US mid-term elections this week will be key to say the least.
Trump's election in 2016 meant that the Republicans currently control the House and Senate, making it easier for him to push through his bills. The Republicans currently control 51 seats in the Senate, versus 47 for the Democrats. 34 seats in the Senate will be up for election this week, with the Democrats having to defend 25 in contrast to 9 for the Republicans.
A change in control in the Senate from Republican to Democrat hands might increase the probability of political gridlock, which should be seen as risk-negative. Already, Trump appears to be ramping up the stakes by allegedly promising a 10% tax cut for the middle class. The timing of the announcement was uncannily close to the mid-terms this week, and reeks of a populist promise built on shaky grounds to sway last-minute votes.
Trump also claimed he spoke with Xi Jinping and had productive talks with him regarding trade. This led to a relief rally in equity markets in the first week on November, but once again, I am highly skeptical about the timing of Trump's statement. A last-minute boost to the US equity market will not harm Trump's prospects in the election for sure.

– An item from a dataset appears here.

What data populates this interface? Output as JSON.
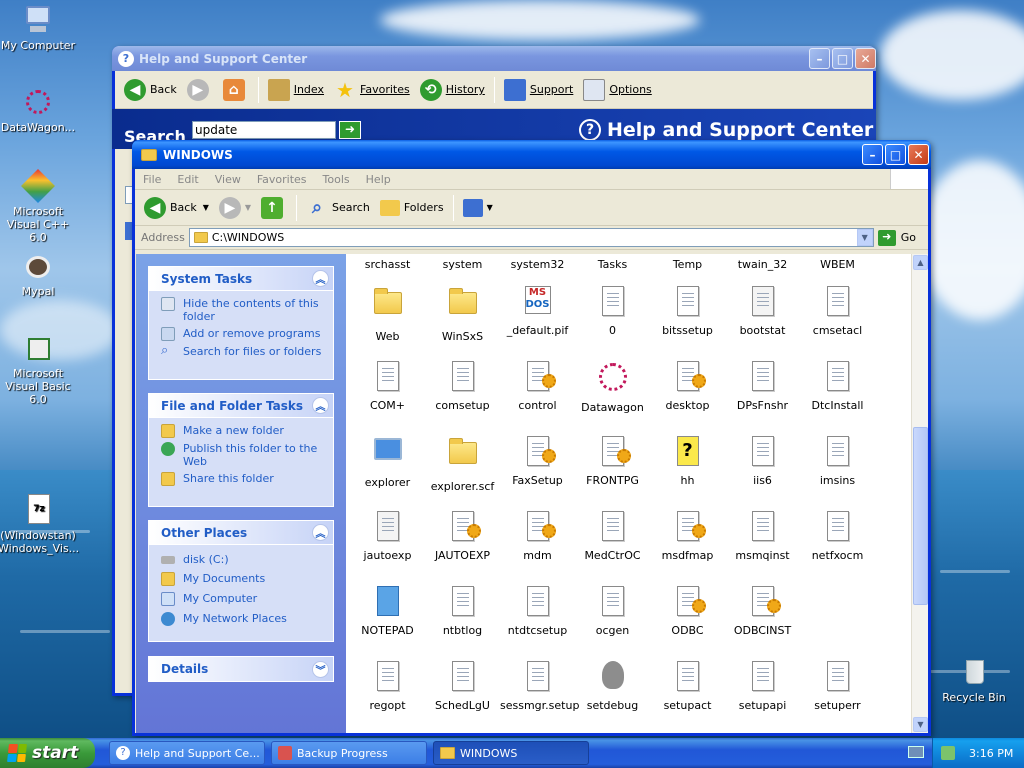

This week, the Federal Reserve meets Nov 7-8. This is another crucial event that must not be overlooked by investors. Although the Fed will most likely stand pat on policy during the meeting, Jerome Powell's press conference will be closely watched for clues on the Fed's rate hike trajectory. Higher Treasury yields have arguably spooked the equity markets, and the Fed's monetary policy direction going into 2019 will be crucial for risk sentiment.
The US 2-year Treasury yield closed last week at 2018 highs of 2.91 after a blockbuster 250,000 non-farm payroll print last Friday, indicative of the market's view that rates are on the rise.

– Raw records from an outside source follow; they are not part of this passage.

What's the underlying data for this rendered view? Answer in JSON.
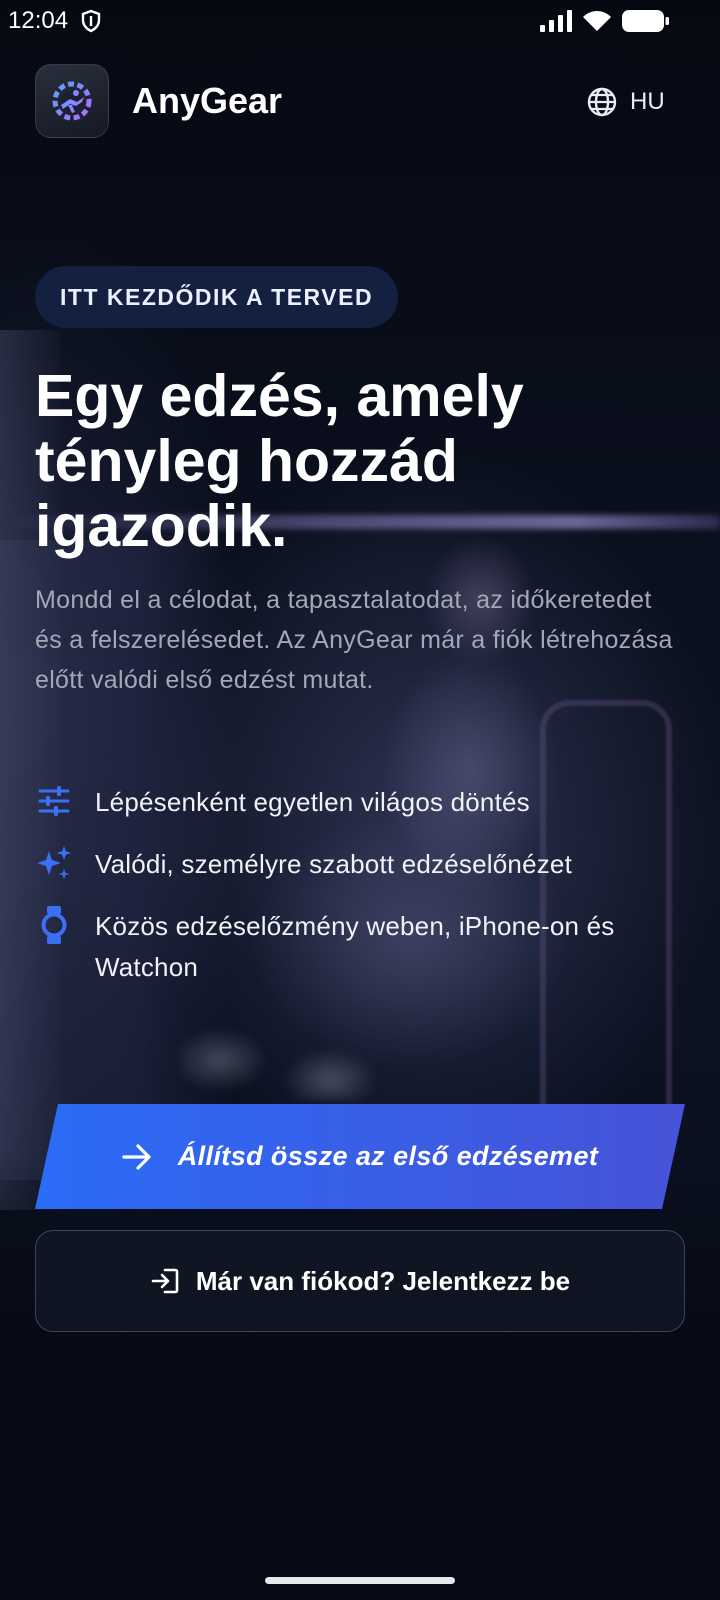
{
  "status_bar": {
    "time": "12:04"
  },
  "header": {
    "app_name": "AnyGear",
    "language": "HU"
  },
  "hero": {
    "badge": "ITT KEZDŐDIK A TERVED",
    "headline": "Egy edzés, amely tényleg hozzád igazodik.",
    "subtitle": "Mondd el a célodat, a tapasztalatodat, az időkeretedet és a felszerelésedet. Az AnyGear már a fiók létrehozása előtt valódi első edzést mutat."
  },
  "features": [
    {
      "icon": "sliders-icon",
      "text": "Lépésenként egyetlen világos döntés"
    },
    {
      "icon": "sparkles-icon",
      "text": "Valódi, személyre szabott edzéselőnézet"
    },
    {
      "icon": "watch-icon",
      "text": "Közös edzéselőzmény weben, iPhone-on és Watchon"
    }
  ],
  "actions": {
    "primary_label": "Állítsd össze az első edzésemet",
    "secondary_label": "Már van fiókod? Jelentkezz be"
  },
  "colors": {
    "accent": "#2f6bf2",
    "icon_blue": "#3d6ff5",
    "background": "#070b16"
  }
}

Going into election week, a large amount of volatility should be expected in the equity markets, regardless of the outcome. The Fed meeting right after elections might be a potential banana peel as well. I suggest taking out the event risk and de-risking one's equity portfolio prior to the election on November 6. Support for the S&P 500 should come in lower around 2550, which represents a potential 6% drop from current levels.

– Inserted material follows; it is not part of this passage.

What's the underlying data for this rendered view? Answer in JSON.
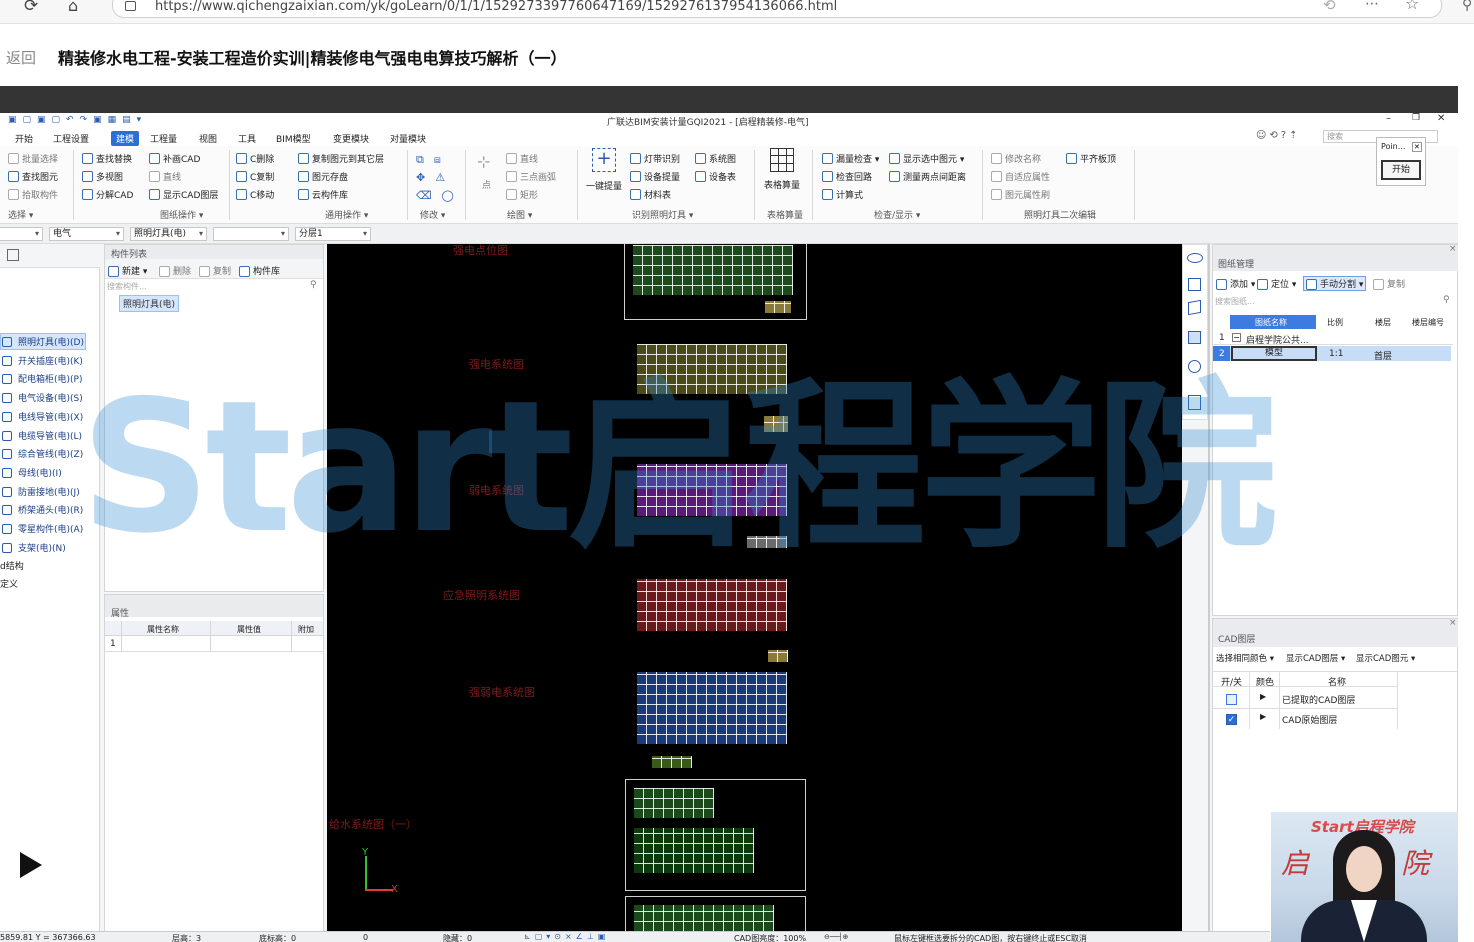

Disclosure: I/we have no positions in any stocks mentioned, and no plans to initiate any positions within the next 72 hours.
I wrote this article myself, and it expresses my own opinions. I am not receiving compensation for it (other than from Seeking Alpha). I have no business relationship with any company whose stock is mentioned in this article.